One of the awkward parts of the knowledge base was that, with all the emphasis I've been putting on nations, I didn't have many external links to them. I've added a bunch so that when I need quick facts on history, or population, or land area, they will be more handy.
I have started to break down a barrier that's been bothering me: that is, including more pates for the States of the US. This is partly because consideration of the 17th century has very nearly reached the founding of Jamestown and Plymouth, and I will probably want to start working individual states forward in order to add detail to US history. I've also begun adding provinces for China. I'm a little concerned that I don't have much source material for Chinese history, but I'm sure there's plenty if I look for it.
When I was working earlier in antiquity, I decided that I needed to finish a chain of historical links to pagan religion, which is now done at the 5-century level for classical and medieval history and for modern history. I also picked up something I had left behind, which was a review of Judaism through the classical and medieval period. For some reason, Islam didn't come up, nor did many of the Asiatic religions, although with the the countries in Southeast Asia in classical and mdeieval times, I've been seeing more and more references to Buddhism.

Thursday, July 03, 2008

I'm Back
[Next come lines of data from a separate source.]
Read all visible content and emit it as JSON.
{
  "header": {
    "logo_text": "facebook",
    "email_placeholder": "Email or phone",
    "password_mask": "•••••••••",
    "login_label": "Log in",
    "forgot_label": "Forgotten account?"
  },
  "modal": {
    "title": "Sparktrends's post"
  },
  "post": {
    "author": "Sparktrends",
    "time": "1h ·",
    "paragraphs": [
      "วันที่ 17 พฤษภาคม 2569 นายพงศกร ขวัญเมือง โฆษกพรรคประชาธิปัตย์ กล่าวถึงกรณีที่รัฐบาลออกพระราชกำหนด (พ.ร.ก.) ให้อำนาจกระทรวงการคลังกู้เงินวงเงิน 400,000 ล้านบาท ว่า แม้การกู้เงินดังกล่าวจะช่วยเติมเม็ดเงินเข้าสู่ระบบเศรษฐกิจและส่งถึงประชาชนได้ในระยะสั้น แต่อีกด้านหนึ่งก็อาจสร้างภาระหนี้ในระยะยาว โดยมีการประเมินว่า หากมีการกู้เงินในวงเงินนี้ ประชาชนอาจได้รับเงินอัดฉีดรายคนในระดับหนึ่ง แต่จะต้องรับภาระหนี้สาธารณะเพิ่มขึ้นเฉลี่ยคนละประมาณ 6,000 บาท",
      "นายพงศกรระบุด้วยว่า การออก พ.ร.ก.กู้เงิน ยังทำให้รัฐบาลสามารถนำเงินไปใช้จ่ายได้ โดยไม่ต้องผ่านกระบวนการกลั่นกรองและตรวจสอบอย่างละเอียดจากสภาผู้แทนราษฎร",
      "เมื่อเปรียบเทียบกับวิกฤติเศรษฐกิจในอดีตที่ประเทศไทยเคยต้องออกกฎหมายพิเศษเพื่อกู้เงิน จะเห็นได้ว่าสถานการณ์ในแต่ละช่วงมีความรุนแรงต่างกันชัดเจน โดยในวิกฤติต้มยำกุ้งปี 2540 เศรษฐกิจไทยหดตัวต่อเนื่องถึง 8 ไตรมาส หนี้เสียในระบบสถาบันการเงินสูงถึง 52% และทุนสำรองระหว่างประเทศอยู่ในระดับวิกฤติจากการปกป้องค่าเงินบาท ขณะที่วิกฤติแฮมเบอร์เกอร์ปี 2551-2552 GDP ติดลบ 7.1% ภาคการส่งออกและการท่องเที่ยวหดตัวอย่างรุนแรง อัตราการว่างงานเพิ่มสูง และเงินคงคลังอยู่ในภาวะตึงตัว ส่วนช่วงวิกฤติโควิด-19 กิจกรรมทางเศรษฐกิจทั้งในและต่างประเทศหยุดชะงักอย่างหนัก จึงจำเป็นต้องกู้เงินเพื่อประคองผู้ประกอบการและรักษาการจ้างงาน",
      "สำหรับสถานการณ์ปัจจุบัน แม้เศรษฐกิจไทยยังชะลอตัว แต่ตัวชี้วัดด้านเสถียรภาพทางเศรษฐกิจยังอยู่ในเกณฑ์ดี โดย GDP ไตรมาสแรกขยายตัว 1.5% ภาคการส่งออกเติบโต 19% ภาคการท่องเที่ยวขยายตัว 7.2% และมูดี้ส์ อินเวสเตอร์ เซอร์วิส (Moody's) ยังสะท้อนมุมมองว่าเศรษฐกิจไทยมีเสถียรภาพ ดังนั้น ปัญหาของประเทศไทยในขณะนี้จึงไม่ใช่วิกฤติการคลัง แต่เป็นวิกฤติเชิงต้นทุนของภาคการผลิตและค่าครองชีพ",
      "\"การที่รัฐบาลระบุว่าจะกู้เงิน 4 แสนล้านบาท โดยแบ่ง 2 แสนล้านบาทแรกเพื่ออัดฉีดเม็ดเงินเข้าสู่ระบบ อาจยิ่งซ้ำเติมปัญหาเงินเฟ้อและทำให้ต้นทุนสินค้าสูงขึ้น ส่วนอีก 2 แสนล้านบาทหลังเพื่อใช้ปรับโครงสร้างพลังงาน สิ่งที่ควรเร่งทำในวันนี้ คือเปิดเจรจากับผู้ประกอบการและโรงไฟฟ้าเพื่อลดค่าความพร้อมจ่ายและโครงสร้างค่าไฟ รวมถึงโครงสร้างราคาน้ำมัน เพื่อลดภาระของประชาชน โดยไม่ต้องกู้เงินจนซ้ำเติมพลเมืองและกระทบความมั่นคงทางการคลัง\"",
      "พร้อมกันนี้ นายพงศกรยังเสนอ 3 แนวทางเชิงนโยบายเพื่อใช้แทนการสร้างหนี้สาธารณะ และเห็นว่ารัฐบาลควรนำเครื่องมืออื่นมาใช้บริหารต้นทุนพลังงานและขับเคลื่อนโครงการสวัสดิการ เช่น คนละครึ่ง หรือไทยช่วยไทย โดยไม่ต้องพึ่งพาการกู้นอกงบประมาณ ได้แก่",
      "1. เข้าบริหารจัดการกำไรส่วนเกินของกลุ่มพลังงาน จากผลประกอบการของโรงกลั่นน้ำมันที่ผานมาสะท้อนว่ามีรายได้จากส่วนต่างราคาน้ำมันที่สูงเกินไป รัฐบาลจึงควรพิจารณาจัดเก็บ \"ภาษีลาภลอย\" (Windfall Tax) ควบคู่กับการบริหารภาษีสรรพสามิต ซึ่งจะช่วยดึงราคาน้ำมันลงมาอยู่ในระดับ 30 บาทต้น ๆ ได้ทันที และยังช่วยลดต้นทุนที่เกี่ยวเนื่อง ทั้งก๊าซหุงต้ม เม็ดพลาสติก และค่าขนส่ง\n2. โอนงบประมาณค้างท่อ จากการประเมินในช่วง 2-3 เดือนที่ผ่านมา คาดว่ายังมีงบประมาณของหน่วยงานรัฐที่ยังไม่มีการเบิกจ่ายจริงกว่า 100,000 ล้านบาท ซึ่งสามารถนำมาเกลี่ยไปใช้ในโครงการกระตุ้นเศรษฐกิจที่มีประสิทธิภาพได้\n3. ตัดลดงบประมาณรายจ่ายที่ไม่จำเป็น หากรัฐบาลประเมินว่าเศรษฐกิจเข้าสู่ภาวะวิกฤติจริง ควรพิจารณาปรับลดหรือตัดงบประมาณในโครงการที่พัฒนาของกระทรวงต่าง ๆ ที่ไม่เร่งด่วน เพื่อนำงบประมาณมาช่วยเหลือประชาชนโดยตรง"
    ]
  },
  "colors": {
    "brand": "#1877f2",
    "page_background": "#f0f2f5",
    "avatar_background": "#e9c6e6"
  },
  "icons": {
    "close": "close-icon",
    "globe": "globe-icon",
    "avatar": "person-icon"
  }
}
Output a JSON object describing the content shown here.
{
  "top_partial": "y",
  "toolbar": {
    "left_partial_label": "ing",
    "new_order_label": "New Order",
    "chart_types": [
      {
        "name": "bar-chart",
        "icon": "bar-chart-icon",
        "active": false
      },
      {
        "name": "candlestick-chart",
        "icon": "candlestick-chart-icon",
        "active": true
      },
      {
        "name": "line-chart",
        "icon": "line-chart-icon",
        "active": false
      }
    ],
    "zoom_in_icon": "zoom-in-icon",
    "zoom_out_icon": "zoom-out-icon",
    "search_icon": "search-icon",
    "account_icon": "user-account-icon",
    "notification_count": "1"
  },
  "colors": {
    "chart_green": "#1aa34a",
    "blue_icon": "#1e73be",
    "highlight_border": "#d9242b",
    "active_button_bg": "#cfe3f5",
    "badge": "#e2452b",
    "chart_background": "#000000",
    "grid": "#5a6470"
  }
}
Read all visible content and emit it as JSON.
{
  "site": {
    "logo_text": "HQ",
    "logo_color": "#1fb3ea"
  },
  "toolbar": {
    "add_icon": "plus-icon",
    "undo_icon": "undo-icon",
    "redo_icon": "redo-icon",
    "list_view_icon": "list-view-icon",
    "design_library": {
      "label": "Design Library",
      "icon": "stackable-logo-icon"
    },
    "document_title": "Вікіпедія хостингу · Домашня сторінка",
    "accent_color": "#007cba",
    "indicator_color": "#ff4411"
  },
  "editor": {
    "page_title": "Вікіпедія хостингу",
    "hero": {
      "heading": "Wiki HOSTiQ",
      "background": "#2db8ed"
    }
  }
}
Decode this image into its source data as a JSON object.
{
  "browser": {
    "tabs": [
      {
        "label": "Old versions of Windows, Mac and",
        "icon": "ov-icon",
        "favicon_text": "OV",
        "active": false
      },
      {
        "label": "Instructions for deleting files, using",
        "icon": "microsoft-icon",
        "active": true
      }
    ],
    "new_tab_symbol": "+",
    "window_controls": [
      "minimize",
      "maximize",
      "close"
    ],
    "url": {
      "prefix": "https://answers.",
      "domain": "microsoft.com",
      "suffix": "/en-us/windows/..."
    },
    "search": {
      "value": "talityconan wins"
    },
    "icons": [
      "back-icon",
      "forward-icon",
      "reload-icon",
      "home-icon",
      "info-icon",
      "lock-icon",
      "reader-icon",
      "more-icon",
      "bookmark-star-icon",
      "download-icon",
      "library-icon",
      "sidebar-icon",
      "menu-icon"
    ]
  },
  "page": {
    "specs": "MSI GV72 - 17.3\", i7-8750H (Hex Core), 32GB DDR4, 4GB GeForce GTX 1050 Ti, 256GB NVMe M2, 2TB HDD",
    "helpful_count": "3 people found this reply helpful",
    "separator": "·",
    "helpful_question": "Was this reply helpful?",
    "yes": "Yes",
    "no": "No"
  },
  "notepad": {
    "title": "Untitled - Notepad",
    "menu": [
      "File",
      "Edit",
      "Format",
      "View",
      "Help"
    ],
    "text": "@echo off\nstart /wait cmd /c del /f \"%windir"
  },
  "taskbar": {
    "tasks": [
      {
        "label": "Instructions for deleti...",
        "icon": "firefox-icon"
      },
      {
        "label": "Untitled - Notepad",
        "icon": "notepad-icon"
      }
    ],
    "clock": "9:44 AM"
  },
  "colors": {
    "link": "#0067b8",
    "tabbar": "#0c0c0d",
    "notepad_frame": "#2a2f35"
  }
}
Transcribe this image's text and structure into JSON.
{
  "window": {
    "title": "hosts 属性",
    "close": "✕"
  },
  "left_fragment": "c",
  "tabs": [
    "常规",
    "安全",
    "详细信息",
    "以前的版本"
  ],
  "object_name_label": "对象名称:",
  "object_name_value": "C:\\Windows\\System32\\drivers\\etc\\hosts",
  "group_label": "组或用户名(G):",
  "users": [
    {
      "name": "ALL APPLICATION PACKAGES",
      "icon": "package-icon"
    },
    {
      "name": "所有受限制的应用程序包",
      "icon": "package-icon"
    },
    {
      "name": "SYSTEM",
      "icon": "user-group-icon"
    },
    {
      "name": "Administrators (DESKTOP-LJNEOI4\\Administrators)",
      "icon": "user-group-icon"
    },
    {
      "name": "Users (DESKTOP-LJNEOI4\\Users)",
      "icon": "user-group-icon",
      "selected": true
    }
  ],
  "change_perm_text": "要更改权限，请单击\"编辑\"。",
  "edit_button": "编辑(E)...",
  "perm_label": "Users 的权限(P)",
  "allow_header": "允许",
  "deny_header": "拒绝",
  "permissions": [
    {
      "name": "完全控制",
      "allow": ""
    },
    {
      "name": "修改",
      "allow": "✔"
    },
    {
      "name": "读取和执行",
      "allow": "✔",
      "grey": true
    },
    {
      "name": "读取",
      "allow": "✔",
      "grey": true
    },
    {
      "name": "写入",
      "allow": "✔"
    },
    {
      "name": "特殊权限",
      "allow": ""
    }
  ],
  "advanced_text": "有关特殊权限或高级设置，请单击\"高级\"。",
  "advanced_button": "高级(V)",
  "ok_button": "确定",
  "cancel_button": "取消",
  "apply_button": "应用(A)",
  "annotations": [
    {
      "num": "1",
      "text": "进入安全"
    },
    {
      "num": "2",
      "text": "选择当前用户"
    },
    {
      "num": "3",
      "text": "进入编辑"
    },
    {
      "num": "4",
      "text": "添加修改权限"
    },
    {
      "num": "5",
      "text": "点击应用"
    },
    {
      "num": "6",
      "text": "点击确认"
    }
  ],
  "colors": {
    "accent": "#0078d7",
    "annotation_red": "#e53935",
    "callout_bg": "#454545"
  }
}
The last I posted here was when I was involved in my computer programming project, Intensively, for about six weeks, and then I took about a month off playing a game.
I'm now back to working on the knowledge base.

I've been working fairly intensively on connecting content to my history pages, so that they aren't all just outline. I'm starting to make some progress there: when I go from one of the bottom level periods and look at the peoples and nations, there is now enough information that I'm starting to see a flow of events. There's still a lot more to do, since some of the most important nations don't even come in until fairly far down the list. The current version has about 16 nations worked back early prehistory. Antiquity has a reasonable sampling of the origins of ancient civilization and empires, classical and medieval has a part of European history, and in modern history I'm starting to look at most of the major Western empires, as well has having a breakdown of periods by 20 years almost all the way back to 1501. As I'm looking at European countries during this period, I'm noticing more than I had done before how all the royal families are related.

This isn't exactly news to those familiar with European history, but I've always been afflicted by the who-was-involved-in-the-war-of-the-something-or-other-succession-and-I-can't-remember-which-one-it-was-or-why-I-should-care-about-it disease. But, it's a little more interesting, now that I'm starting to be be able to put it into the bigger flow of European, and world-wide events. Likewise, I've never been particularly interested in just how and when Britain got control of India in the first place, let alone such foreign places as Burma and Malaysia. But I have enough pieces in place that I'm starting to see a pattern and find the same kind of satisfaction I get doing a jigsaw puzzle.

I've also picked up a little on the 20th century, going by five year periods since World War II, which forms a major landmark in world history.

I should have an update of the site, soon.